Keep these written goals somewhere you’ll see them, maybe your bathroom mirror, your desk, or a pocket, and read them several times a day until you are practically saying them to yourself on a daily basis.
See it, believe it and receive it.
The most important thing I’m learning these days is how to visualize. The definition of visualization is a method of engaging the mind to imagine a particular outcome. Try to experience what it feels like to have accomplished your goal, be thankful and joyful as if it’s already happened.
You can and should set goals for all aspects of your life, but start with only one and really focus on it. As you start making progress, add another. If you slip and fall, it’s no big deal, dust yourself off and get back on track. Don’t give up. It was important for you to want it in the first place.

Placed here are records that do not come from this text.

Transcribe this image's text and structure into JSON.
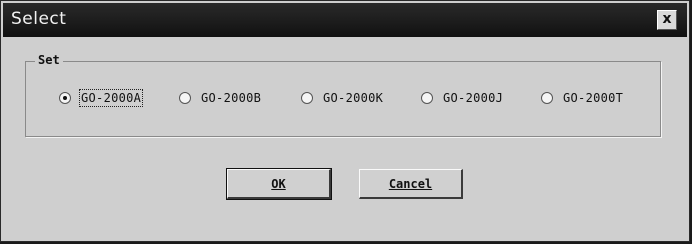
{
  "window": {
    "title": "Select",
    "close_label": "x"
  },
  "group": {
    "legend": "Set",
    "options": [
      {
        "label": "GO-2000A",
        "checked": true
      },
      {
        "label": "GO-2000B",
        "checked": false
      },
      {
        "label": "GO-2000K",
        "checked": false
      },
      {
        "label": "GO-2000J",
        "checked": false
      },
      {
        "label": "GO-2000T",
        "checked": false
      }
    ]
  },
  "buttons": {
    "ok_label": "OK",
    "cancel_label": "Cancel"
  }
}
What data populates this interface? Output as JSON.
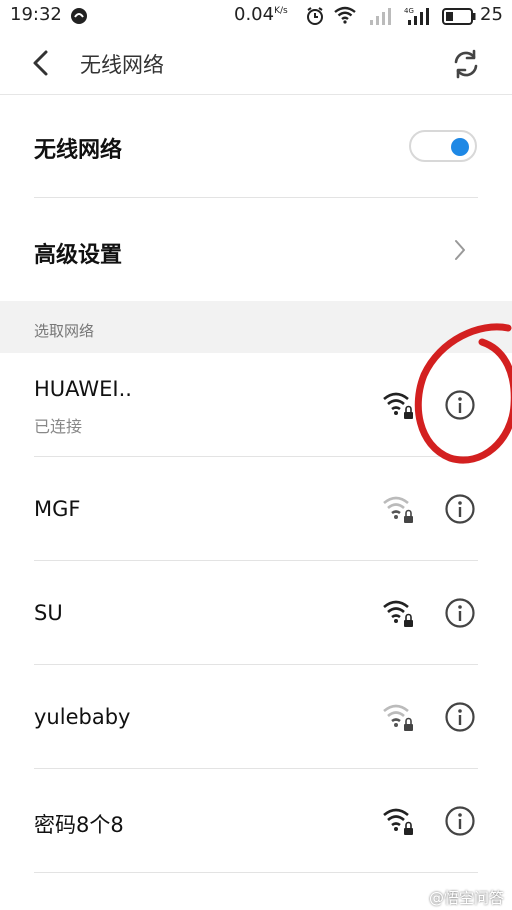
{
  "status_bar": {
    "time": "19:32",
    "speed_value": "0.04",
    "speed_unit": "K/s",
    "network_tag": "4G",
    "battery": "25"
  },
  "header": {
    "title": "无线网络"
  },
  "settings": {
    "wifi_label": "无线网络",
    "wifi_enabled": true,
    "advanced_label": "高级设置"
  },
  "section": {
    "title": "选取网络"
  },
  "networks": [
    {
      "name": "HUAWEI..",
      "status": "已连接",
      "signal": "strong",
      "secured": true
    },
    {
      "name": "MGF",
      "status": "",
      "signal": "weak",
      "secured": true
    },
    {
      "name": "SU",
      "status": "",
      "signal": "strong",
      "secured": true
    },
    {
      "name": "yulebaby",
      "status": "",
      "signal": "weak",
      "secured": true
    },
    {
      "name": "密码8个8",
      "status": "",
      "signal": "strong",
      "secured": true
    }
  ],
  "colors": {
    "accent": "#1e88e5",
    "annotation": "#d32020"
  },
  "watermark": "@悟空问答"
}
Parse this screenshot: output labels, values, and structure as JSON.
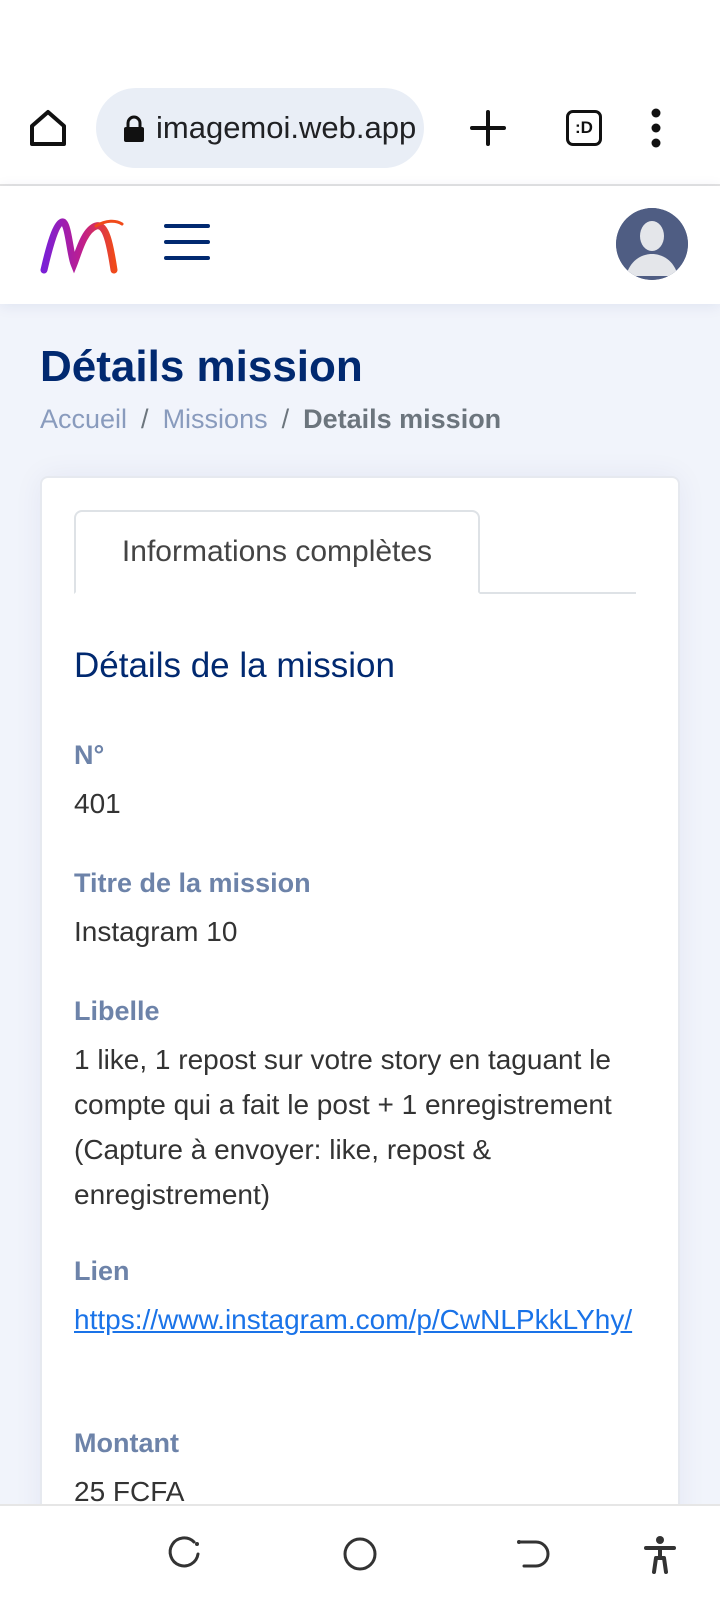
{
  "browser": {
    "url": "imagemoi.web.app",
    "tabs_label": ":D"
  },
  "colors": {
    "brand_navy": "#012970",
    "label_blue": "#6d83a9",
    "link_blue": "#1a73e8",
    "page_bg": "#f1f4fb"
  },
  "app_header": {
    "logo_icon": "imagemoi-logo",
    "menu_icon": "hamburger-icon",
    "avatar_icon": "user-avatar"
  },
  "page": {
    "title": "Détails mission",
    "breadcrumb": {
      "home": "Accueil",
      "separator": "/",
      "missions": "Missions",
      "current": "Details mission"
    }
  },
  "card": {
    "tab_label": "Informations complètes",
    "section_title": "Détails de la mission",
    "fields": {
      "number_label": "N°",
      "number_value": "401",
      "title_label": "Titre de la mission",
      "title_value": "Instagram 10",
      "libelle_label": "Libelle",
      "libelle_value": "1 like, 1 repost sur votre story en taguant le compte qui a fait le post + 1 enregistrement (Capture à envoyer: like, repost & enregistrement)",
      "link_label": "Lien",
      "link_value": "https://www.instagram.com/p/CwNLPkkLYhy/",
      "amount_label": "Montant",
      "amount_value": "25 FCFA"
    }
  },
  "android_nav": {
    "recents_icon": "recents-icon",
    "home_icon": "home-circle-icon",
    "back_icon": "back-icon",
    "accessibility_icon": "accessibility-icon"
  }
}
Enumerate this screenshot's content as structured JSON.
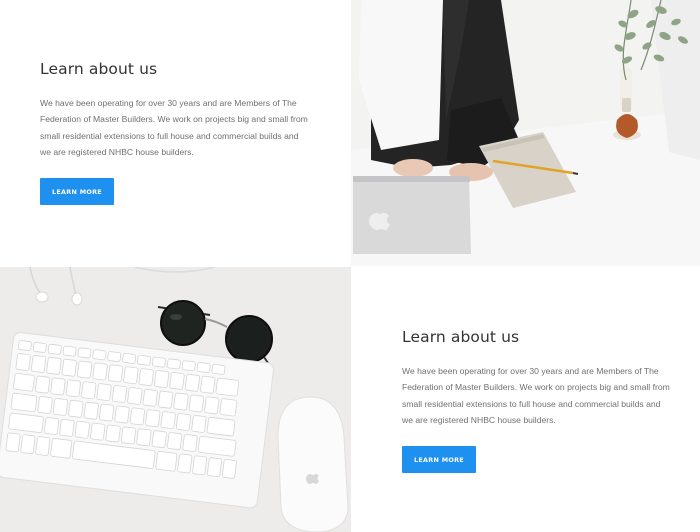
{
  "sections": [
    {
      "title": "Learn about us",
      "body": "We have been operating for over 30 years and are Members of The Federation of Master Builders. We work on projects big and small from small residential extensions to full house and commercial builds and we are registered NHBC house builders.",
      "button_label": "LEARN MORE"
    },
    {
      "title": "Learn about us",
      "body": "We have been operating for over 30 years and are Members of The Federation of Master Builders. We work on projects big and small from small residential extensions to full house and commercial builds and we are registered NHBC house builders.",
      "button_label": "LEARN MORE"
    }
  ],
  "colors": {
    "accent": "#1e90ef",
    "heading": "#333333",
    "body_text": "#707070"
  },
  "photos": [
    {
      "subject": "person-working-on-laptop-photo"
    },
    {
      "subject": "keyboard-mouse-sunglasses-desk-photo"
    }
  ]
}
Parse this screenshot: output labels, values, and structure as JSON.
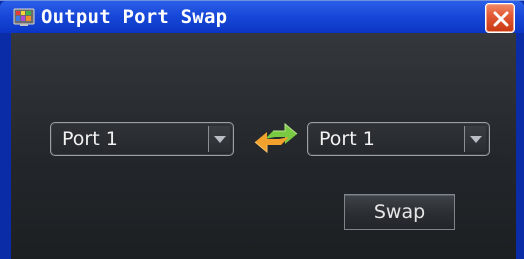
{
  "window": {
    "title": "Output Port Swap",
    "icon": "app-palette-icon",
    "close_icon": "close-icon"
  },
  "left_port": {
    "selected": "Port 1",
    "arrow_icon": "chevron-down-icon"
  },
  "right_port": {
    "selected": "Port 1",
    "arrow_icon": "chevron-down-icon"
  },
  "swap_arrows_icon": "swap-arrows-icon",
  "swap_button": {
    "label": "Swap"
  },
  "colors": {
    "titlebar": "#1848d9",
    "close": "#e35b35",
    "arrow_green": "#7ac943",
    "arrow_orange": "#f2a22c",
    "panel": "#23272b"
  }
}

A wise person once said, “If you fail to plan, then you plan to fail.”
You deserve the best in life, so why not go for it?
– Rhonda Beckham is owner of Help Me Rhonda Personal Fitness Training. She
is a nationally certified personal trainer
operating out of Sierra Athletic Club and